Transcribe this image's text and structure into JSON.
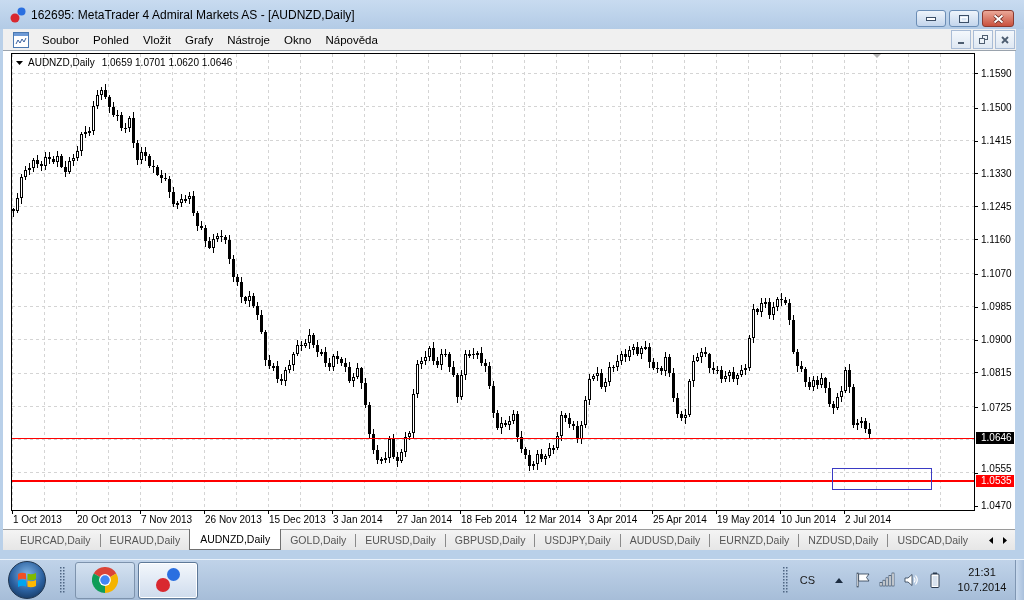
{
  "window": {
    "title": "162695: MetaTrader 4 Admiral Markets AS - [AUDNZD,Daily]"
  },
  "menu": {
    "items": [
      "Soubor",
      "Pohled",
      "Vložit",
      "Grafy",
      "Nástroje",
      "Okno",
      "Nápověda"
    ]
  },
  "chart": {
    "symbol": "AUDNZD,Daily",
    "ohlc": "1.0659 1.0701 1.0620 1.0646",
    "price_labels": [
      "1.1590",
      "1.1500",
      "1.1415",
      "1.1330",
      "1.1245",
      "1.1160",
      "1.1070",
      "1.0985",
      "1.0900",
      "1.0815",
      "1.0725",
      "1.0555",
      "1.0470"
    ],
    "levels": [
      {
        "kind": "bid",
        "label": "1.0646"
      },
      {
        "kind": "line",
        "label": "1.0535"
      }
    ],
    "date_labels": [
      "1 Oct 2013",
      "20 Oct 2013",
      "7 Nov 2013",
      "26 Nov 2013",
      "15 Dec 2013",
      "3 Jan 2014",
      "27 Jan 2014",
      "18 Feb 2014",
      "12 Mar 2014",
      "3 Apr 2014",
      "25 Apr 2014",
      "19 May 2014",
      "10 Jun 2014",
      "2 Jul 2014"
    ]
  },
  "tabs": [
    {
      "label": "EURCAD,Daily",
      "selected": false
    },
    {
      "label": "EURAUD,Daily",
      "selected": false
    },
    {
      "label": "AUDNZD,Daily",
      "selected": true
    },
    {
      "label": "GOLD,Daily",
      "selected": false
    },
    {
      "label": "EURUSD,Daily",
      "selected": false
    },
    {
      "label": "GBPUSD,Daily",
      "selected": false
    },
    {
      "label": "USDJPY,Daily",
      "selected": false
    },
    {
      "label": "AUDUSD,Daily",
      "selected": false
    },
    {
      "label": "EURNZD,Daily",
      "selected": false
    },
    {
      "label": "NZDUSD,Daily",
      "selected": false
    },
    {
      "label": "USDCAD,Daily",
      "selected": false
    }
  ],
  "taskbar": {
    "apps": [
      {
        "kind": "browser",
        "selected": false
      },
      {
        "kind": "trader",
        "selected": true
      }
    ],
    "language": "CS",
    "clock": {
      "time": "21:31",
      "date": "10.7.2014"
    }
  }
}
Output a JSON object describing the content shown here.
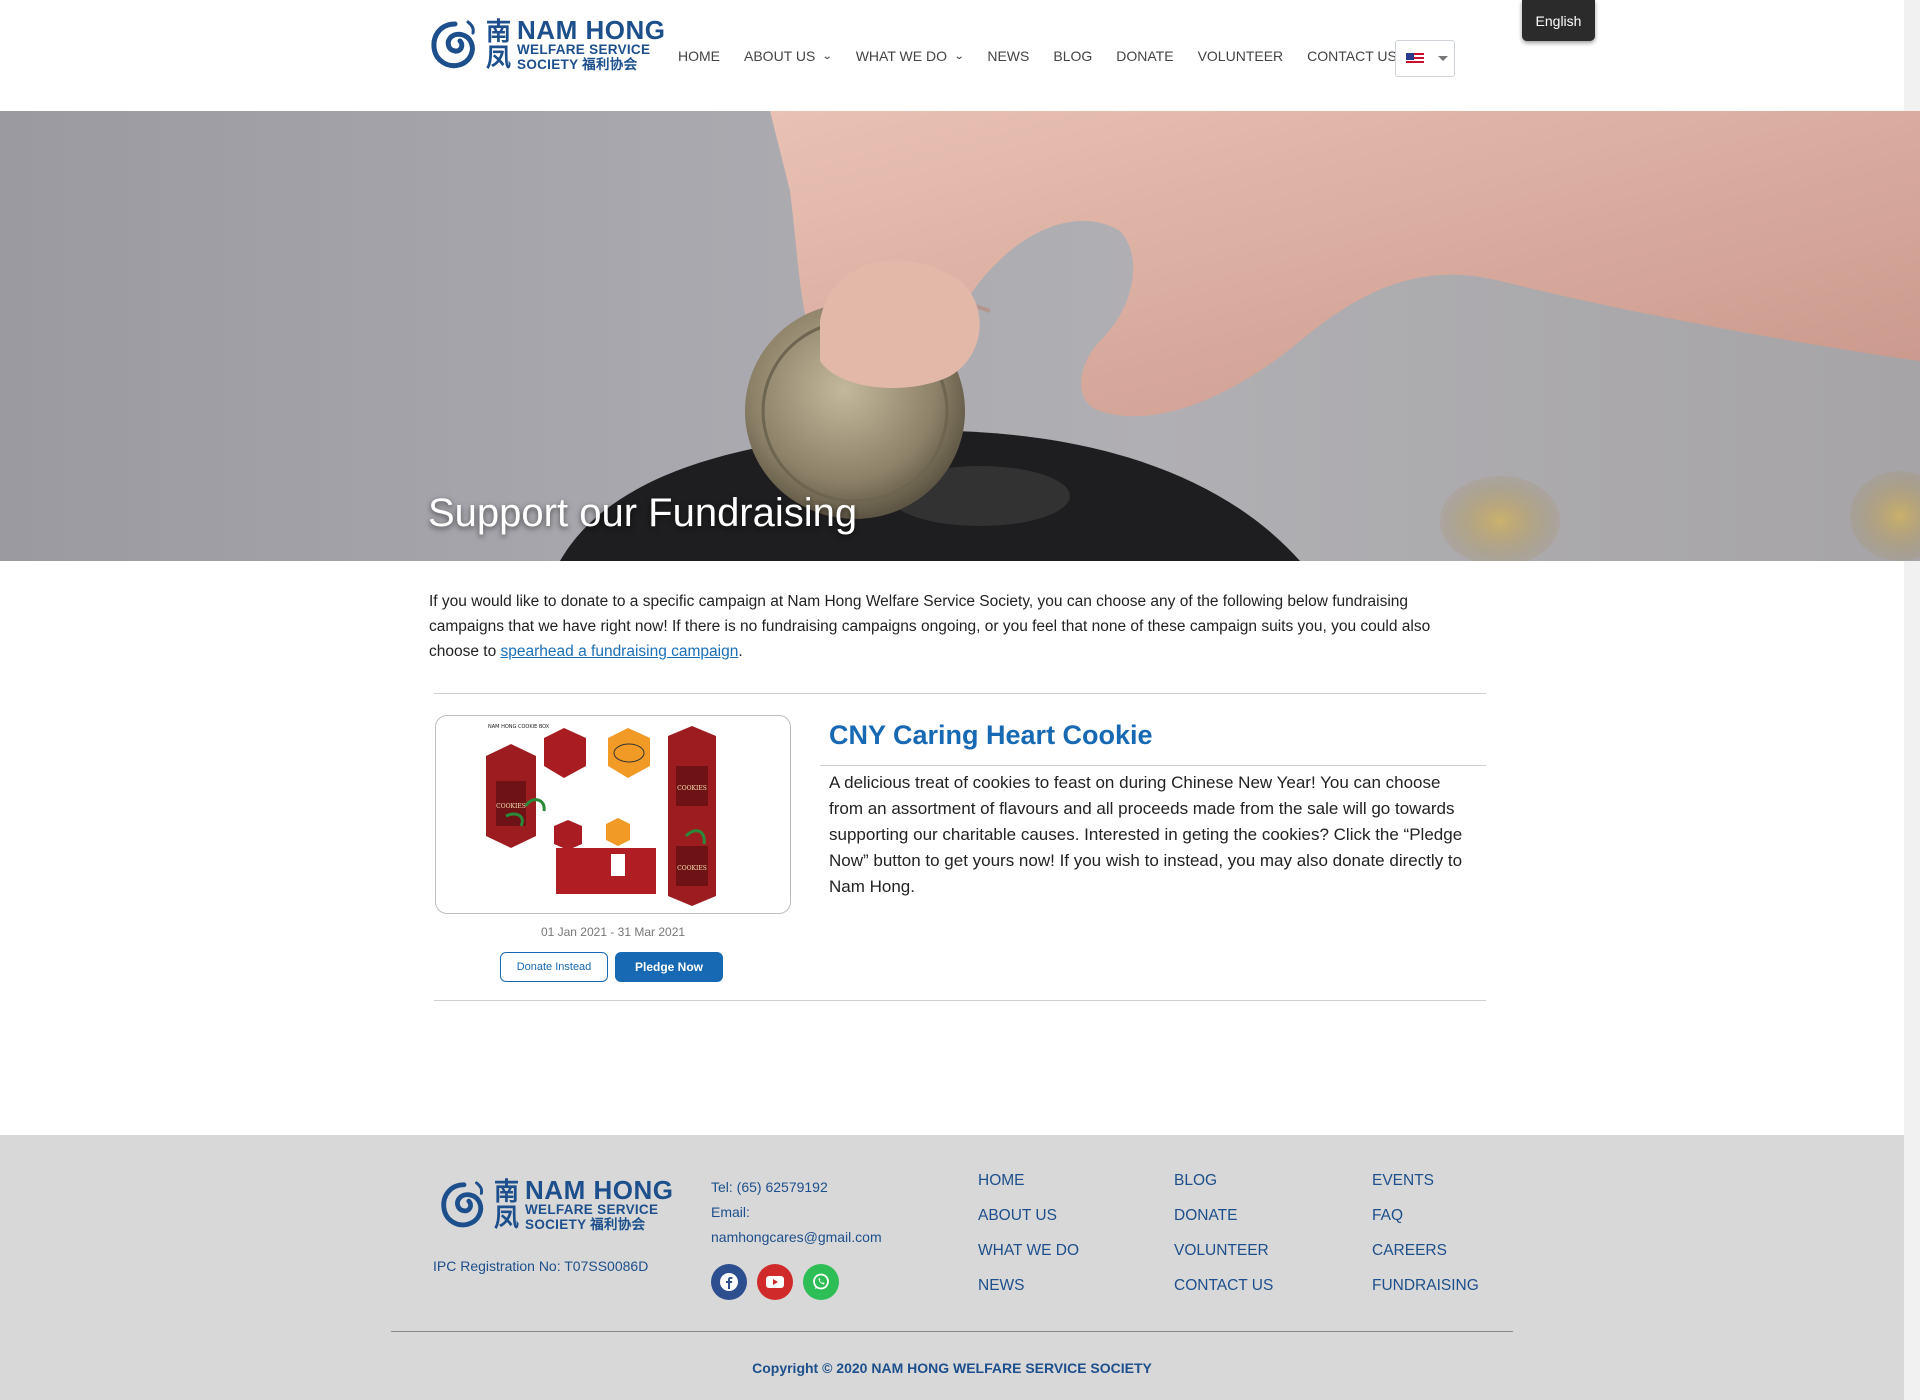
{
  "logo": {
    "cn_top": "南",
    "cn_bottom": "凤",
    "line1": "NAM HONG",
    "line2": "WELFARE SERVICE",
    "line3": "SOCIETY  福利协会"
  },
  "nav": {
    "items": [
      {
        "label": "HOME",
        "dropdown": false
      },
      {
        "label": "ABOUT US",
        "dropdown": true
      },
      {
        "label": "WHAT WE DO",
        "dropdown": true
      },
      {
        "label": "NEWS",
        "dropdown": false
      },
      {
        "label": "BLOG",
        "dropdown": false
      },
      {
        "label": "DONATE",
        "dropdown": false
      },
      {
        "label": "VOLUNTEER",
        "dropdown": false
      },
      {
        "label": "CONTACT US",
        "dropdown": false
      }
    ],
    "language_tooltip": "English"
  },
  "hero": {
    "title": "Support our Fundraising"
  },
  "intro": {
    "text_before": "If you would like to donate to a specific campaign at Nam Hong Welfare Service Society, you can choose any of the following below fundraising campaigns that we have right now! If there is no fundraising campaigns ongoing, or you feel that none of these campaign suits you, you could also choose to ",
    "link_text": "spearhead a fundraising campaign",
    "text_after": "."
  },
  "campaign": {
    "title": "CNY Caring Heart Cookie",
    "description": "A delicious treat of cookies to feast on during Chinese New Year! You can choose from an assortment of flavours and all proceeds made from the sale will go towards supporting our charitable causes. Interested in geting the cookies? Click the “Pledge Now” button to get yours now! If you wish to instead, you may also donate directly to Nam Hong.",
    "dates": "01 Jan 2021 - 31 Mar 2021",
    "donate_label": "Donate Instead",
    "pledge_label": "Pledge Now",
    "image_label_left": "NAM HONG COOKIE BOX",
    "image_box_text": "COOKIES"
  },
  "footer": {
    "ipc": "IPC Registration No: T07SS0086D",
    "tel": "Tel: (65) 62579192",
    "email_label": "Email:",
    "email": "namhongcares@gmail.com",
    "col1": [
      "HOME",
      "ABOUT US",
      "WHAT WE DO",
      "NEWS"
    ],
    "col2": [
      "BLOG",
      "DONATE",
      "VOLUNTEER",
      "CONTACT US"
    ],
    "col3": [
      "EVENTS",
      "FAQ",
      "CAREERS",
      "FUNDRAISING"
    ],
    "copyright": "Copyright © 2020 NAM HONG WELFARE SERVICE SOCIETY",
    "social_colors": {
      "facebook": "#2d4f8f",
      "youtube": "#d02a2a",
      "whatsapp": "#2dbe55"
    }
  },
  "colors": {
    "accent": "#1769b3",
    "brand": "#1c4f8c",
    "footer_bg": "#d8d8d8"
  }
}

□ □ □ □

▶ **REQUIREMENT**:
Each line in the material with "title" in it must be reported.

▶ **RESPONSE FOR THIS EXERCISE**:
    "title": "162695: MetaTrader 4 Admiral Markets AS - [AUDNZD,Daily]"
    "title": "Support our Fundraising"
    "title": "CNY Caring Heart Cookie",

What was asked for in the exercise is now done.